Stipp: So, I want to talk to you about some [investment ideas]. You have a list of  some of your  favorite ETFs for portfolio builders. So, for strategic investors; these are the folks who find an asset allocation that works for their time horizon, and then they want to find good investments to fill out that allocation.

Among those portfolio-builders, what do you guys look for when you are trying to find a good fund, and what are some of you favorites there?

Justice: When we are going to look for a fund for these portfolio-builders, and we want to keep an eye on tax efficiency, first we're thinking, what are we going to put in the taxable part of our accounts? We're going to stick with equities, mainly, if we're staying with ETFs. I want to get some broadly diversified, low-turnover funds. So that way I am getting exposure to the whole market at the lowest possible cost and minimizing the chances that I am going to get any capital gain tax. We'll probably take some divided tax. I'll be glad to pay that; it's at a lower rate.

So, I usually start out for the U.S.-based investor with Vanguard Mega Cap. So this is going to give me access to the 300 largest stocks in the U.S. market. That's a great way to start.

Round it out, then, with either a value pick or a smaller-cap fund pick, and just finish up the exposure there. If I have still got room in the taxable accounts, I can think about a dividend strategy or something at that point, but not until I have got the base exposure covered.

Stipp: OK, and what if you wanted to look overseas, do you have any ideas there?

Justice: Sure. So, we go with Vanguard Emerging Markets fund usually to start out with that type of exposure: VWO. It is one of the lowest-cost ways to get into these markets. It's been very tax-efficient and very low tracking error in that fund.

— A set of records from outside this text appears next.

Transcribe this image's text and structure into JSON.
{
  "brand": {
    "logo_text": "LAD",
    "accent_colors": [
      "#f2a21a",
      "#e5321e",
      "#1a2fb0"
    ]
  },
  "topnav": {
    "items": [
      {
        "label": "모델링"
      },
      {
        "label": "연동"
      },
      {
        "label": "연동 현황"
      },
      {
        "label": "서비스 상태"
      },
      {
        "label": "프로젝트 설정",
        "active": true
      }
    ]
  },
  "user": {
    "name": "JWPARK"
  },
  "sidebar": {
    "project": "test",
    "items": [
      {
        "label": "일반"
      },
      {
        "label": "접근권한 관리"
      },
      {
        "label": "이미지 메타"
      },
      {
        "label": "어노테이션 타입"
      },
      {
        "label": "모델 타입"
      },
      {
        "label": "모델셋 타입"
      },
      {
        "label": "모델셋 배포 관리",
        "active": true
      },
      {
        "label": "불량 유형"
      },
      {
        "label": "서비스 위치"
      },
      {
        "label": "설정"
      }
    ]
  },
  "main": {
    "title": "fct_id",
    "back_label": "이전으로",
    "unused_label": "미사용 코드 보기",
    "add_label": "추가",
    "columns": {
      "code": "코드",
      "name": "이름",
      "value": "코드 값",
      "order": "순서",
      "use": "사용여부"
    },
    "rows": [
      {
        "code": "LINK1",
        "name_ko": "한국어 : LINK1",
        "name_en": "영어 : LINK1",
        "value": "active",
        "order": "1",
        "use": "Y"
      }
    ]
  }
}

We also look for EFA [iShares MSCI EAFE Index] as our EAFE fund, so that's basically a Europe, Australia, Far East fund. That's going to give us the developed-market exposure overseas, as well, and with that emerging-market fund, balances the whole thing out.

Stipp: I know that you folks run the ETFInvestor newsletter and you have different types of portfolios there, and one of the things that you do in some of your portfolios is you're more tactical, and you look out and say, where are the opportunities right now?

So, for those investors who want to root out some opportunity in the market, some undervalued securities, what have you been looking at recently in the ETF space?

Justice: We recently started publishing six new strategy portfolios, where we're looking at momentum and value factors. Some of these momentum signals have been changing over the course of the last month, as you can imagine. We had great performance through January. You are getting out of things now that the signals were strongest with: consumer staples, utilities, a lot of the income-producing factors. Now you're getting into things that are going down in the smaller-value section of the style box, some things that are higher beta.

So it's a very dynamic time right now. We're going to have quite a bit of turnover in the portfolio, I anticipate, in the next couple of weeks, kind of moving down on the size spectrum and moving out in the risk profile.

Stipp: All right, Paul. I'll certainly look forward to checking in with you on some of those strategies in future videos, but thanks for joining me today with some of the tax strategies behind ETFs as well as some of your top picks.

Justice: Thanks, Jason.

Stipp: For Morningstar, I'm Jason Stipp. Thanks for watching.